Global Artisan Partners


"The very first principle of Fair Trade is Creating opportunities for small producers or other marginalized groups and that is what we are all about."

'CRC or Craft Resource Center was founded in 1990 by Irani Sen and the late Manoranjan Walia. The goal is to promote self-determination amidst India’s artisan community through comprehensive capacity-building: leading to sustainability of their craft as a dignified, creative and adequate source of livelihood. This is done on the basis of Fair Trade Practices that are enshrined in its business policies and which are in conformity with the principles of Fair Trade.'

Read more about the CRC story here!

EARTH Recycled Jewelry

Tris: "Everything I make is handmade using rubber from inner tubes from motorbikes and bikes. Indonesia has a very bad problem with local landfills filling up with used tires, which don't decompose and result in very serious pollution of the land and waterways. I studied art at Academy of Visual Art and Design in Yogyakarta. The idea of recycling used materials is something I thought about for a long time, especially after my son was born, which made me think about the problems that he will experience with pollution. I'm very proud to be able to turn trash into art."


"I was born in Sulawesi and had very traditional upbringing. My husband and I moved to Java 10 years ago and started a small business making beaded jewelry. My husband is very talented and has a lot of ideas, always creating new designs. I coordinate the production and try to find clients to sell to. We opened a small shop in a tourist area, but you can't always depend on tourists, so we're very happy to be able to supply Fair Trade businesses because we know we can always count on them for orders."


Ekachai works in Chiang Mai, Thailand, an area increasing in tourist appeal. He learned from his father-in-law and has started a workshop in his home. He now has 10 workers producing silver jewellery with him. They create beautiful hand stamped or carved pieces using high quality silver. 


Fermin lives in the outskirts of Lima, Peru. He learned his trade from his father, who learned from his father. Committed to helping his team develop their skills and capabilities in silversmithing, Fermin models his business after Fair Trade principles. 

By strengthening his team's management skills and production capabilities, their products gain wider access to local and global markets.

Freeset is a fair trade business offering employment to women trapped in Kolkata's sex trade. They make quality jute bags and organic cotton t-shirts, but their business is freedom!

"We would like to see the 10,000 sex workers in our neighbourhood empowered with the choice of leaving a profession they never chose in the first place."

Fulia Weavers

Weavers in Fulia, West Bengal, India use century old techniques to weave their beautiful scarves. 

Sudhnangshu started a co-operative to prevent weavers from being taken advantage of by travelling merchants. By standing together, they have more control over their products and earn a respectable living. Although Sudnangshu passed away in 2006, his vision is carried on by Fair Trade partners. 


When Jessica's third child was diagnosed with a lung disorder, she quit her job to stay home with her daughter. She started creating glass jewellery. As it increased in popularity, she created a Fair Trade workshop.
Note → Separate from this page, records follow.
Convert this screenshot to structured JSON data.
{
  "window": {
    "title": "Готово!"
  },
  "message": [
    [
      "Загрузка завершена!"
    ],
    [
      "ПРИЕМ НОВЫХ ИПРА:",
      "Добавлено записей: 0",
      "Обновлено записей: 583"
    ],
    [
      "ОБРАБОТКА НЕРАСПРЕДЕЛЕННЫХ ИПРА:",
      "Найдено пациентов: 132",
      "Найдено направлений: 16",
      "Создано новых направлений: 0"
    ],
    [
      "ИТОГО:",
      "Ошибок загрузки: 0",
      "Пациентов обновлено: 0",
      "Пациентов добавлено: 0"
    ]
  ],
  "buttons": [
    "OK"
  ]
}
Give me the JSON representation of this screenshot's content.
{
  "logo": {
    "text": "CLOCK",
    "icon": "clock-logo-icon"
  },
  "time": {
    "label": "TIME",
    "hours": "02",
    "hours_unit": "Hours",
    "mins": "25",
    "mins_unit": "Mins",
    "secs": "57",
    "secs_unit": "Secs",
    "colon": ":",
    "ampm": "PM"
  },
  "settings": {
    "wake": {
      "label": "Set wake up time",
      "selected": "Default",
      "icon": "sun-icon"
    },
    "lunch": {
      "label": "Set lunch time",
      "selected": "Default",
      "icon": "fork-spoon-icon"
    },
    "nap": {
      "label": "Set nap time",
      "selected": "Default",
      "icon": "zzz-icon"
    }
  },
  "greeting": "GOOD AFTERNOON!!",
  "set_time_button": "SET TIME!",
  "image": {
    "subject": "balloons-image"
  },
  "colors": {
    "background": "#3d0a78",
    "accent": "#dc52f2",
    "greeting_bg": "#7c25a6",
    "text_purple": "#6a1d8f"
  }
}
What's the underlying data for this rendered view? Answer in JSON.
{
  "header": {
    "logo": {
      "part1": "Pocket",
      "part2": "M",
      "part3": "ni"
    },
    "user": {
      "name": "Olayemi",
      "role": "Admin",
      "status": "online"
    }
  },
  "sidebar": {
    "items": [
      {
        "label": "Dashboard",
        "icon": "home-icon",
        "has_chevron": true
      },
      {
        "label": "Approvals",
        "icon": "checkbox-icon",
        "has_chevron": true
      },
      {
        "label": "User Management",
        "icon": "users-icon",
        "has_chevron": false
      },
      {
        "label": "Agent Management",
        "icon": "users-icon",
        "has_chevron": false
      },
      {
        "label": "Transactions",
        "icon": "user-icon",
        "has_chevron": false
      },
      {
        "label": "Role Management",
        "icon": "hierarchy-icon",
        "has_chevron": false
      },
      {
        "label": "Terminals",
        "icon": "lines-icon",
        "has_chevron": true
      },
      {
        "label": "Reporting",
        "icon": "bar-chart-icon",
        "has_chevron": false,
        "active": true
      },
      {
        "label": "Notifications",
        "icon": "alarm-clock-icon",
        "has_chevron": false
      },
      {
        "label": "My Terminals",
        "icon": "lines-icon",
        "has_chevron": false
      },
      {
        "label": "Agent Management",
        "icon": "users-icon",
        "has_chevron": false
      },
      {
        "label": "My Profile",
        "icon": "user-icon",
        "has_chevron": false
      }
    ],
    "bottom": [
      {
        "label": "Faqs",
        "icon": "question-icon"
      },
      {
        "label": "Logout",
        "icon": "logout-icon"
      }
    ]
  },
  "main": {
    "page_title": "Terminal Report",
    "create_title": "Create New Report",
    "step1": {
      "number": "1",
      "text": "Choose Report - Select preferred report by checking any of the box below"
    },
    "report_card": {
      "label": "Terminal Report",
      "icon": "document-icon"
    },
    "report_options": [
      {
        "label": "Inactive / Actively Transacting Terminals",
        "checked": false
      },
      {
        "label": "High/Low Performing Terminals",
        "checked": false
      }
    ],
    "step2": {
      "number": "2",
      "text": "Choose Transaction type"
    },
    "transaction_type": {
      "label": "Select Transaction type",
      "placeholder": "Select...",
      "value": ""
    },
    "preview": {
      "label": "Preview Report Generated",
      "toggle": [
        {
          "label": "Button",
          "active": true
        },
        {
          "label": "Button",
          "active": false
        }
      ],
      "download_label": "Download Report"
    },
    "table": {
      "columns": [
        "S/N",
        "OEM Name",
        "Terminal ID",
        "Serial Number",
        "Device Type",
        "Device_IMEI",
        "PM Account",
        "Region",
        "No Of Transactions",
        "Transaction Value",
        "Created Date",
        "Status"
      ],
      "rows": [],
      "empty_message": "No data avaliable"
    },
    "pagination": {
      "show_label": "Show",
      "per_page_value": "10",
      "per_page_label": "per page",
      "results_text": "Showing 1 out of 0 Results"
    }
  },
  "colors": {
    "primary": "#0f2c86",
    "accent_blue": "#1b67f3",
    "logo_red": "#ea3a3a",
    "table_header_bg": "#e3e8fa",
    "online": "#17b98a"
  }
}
Jessica encourages her team to improve their skills and ensures they make fair wages. 


Karyawati lives in Bali, Indonesia. She specializes in a style of jewellery called Jawan. First working in a silversmithing factory, then learning from a master artisan, she now has her own workshop where she heads a small group of women silversmiths. She is happy that pursuing a skill she loves also allows her to provide for her family. She says because of Fair Trade her daughter has a better life and a better future.


Nimai infuses his work with traditional skills and cultural identity. He uses a variety of techniques while working with stone and silver, crafting them into wearable art. The Fair Trade movement seeks to enable small producers like Nimai, to move them from income insecurity to economic self-sufficiency and ownership.


Rabi is from Nepal, considered one of the Least Developed Nations. It is totally landlocked making exporting difficult and expensive. Rabi's team of 20 people creates jewellery that reflects their history and heritage, containing many spiritual symbols. Many of the team are his family, including his mom who leads the packaging team. They create wonderful pieces of silver set with stones. 



Working in India, Ram's team creates beautifully beaded jewelry. Following principles of fair trade means Ram's team are paid fairly and working conditions are safe. Fair trade ensures that pre-payments and/or prompt payments are made to avoid financial disadvantage for the producers. Long term partnerships encourage growth, increased value and promotion for all trading partners.
UPAVIM Crafts is a Fair Trade, self-governed, non-profit Guatemalan women's cooperative. The sale of their handmade gifts and crafts helps support an alternative primary school, daycare, and medical clinic in the community where they live.


"I was born in Banyuwangi, East Java and went to school there, until I finished high school. My mother is a seamstress and works for herself at home. I learned sewing from her, as I was helping her when she was busy. My aunt saw my work and thought it was pretty good. She asked me to come and work with her making handbags. Handbags are more difficult to make than sewing clothes. The material is thicker and different textures are used together in one bag. I enjoy the challenge that this presents."